= TASK DESCRIPTION =
What you write must be the listing below in full, word for word, minus its pictures.

= RECORDED INFORMATION =
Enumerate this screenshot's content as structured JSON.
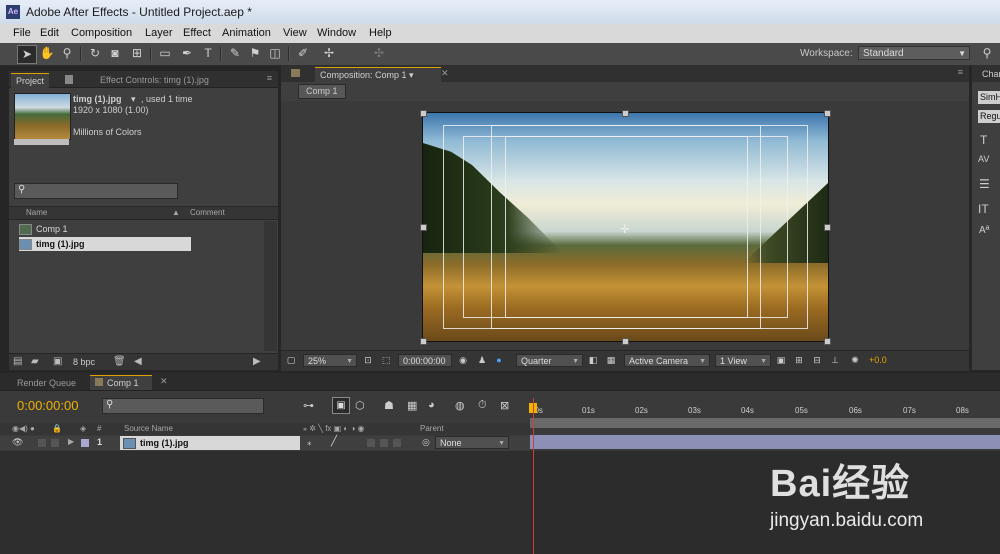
{
  "window": {
    "app_icon": "Ae",
    "title": "Adobe After Effects - Untitled Project.aep *"
  },
  "menu": [
    "File",
    "Edit",
    "Composition",
    "Layer",
    "Effect",
    "Animation",
    "View",
    "Window",
    "Help"
  ],
  "workspace": {
    "label": "Workspace:",
    "value": "Standard"
  },
  "project_panel": {
    "tab_project": "Project",
    "tab_effect_controls": "Effect Controls: timg (1).jpg",
    "selected_name": "timg (1).jpg",
    "used": ", used 1 time",
    "dimensions": "1920 x 1080 (1.00)",
    "colors": "Millions of Colors",
    "columns": {
      "name": "Name",
      "comment": "Comment"
    },
    "items": [
      "Comp 1",
      "timg (1).jpg"
    ],
    "bpc": "8 bpc"
  },
  "composition_panel": {
    "tab": "Composition: Comp 1",
    "subtab": "Comp 1",
    "zoom": "25%",
    "timecode": "0:00:00:00",
    "resolution": "Quarter",
    "camera": "Active Camera",
    "views": "1 View",
    "exposure": "+0.0"
  },
  "character_panel": {
    "tab": "Char",
    "font": "SimH",
    "style": "Regu"
  },
  "timeline": {
    "tab_render_queue": "Render Queue",
    "tab_comp": "Comp 1",
    "timecode": "0:00:00:00",
    "columns": {
      "num": "#",
      "source": "Source Name",
      "parent": "Parent"
    },
    "layer": {
      "num": "1",
      "name": "timg (1).jpg",
      "parent": "None"
    },
    "ruler": [
      "00s",
      "01s",
      "02s",
      "03s",
      "04s",
      "05s",
      "06s",
      "07s",
      "08s"
    ]
  },
  "watermark": {
    "logo": "Bai经验",
    "url": "jingyan.baidu.com"
  }
}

= RESPONSE FOR THIS EXERCISE =
Enumerate this screenshot's content as structured JSON.
{
  "window": {
    "app_icon": "Ae",
    "title": "Adobe After Effects - Untitled Project.aep *"
  },
  "menu": [
    "File",
    "Edit",
    "Composition",
    "Layer",
    "Effect",
    "Animation",
    "View",
    "Window",
    "Help"
  ],
  "workspace": {
    "label": "Workspace:",
    "value": "Standard"
  },
  "project_panel": {
    "tab_project": "Project",
    "tab_effect_controls": "Effect Controls: timg (1).jpg",
    "selected_name": "timg (1).jpg",
    "used": ", used 1 time",
    "dimensions": "1920 x 1080 (1.00)",
    "colors": "Millions of Colors",
    "columns": {
      "name": "Name",
      "comment": "Comment"
    },
    "items": [
      "Comp 1",
      "timg (1).jpg"
    ],
    "bpc": "8 bpc"
  },
  "composition_panel": {
    "tab": "Composition: Comp 1",
    "subtab": "Comp 1",
    "zoom": "25%",
    "timecode": "0:00:00:00",
    "resolution": "Quarter",
    "camera": "Active Camera",
    "views": "1 View",
    "exposure": "+0.0"
  },
  "character_panel": {
    "tab": "Char",
    "font": "SimH",
    "style": "Regu"
  },
  "timeline": {
    "tab_render_queue": "Render Queue",
    "tab_comp": "Comp 1",
    "timecode": "0:00:00:00",
    "columns": {
      "num": "#",
      "source": "Source Name",
      "parent": "Parent"
    },
    "layer": {
      "num": "1",
      "name": "timg (1).jpg",
      "parent": "None"
    },
    "ruler": [
      "00s",
      "01s",
      "02s",
      "03s",
      "04s",
      "05s",
      "06s",
      "07s",
      "08s"
    ]
  },
  "watermark": {
    "logo": "Bai经验",
    "url": "jingyan.baidu.com"
  }
}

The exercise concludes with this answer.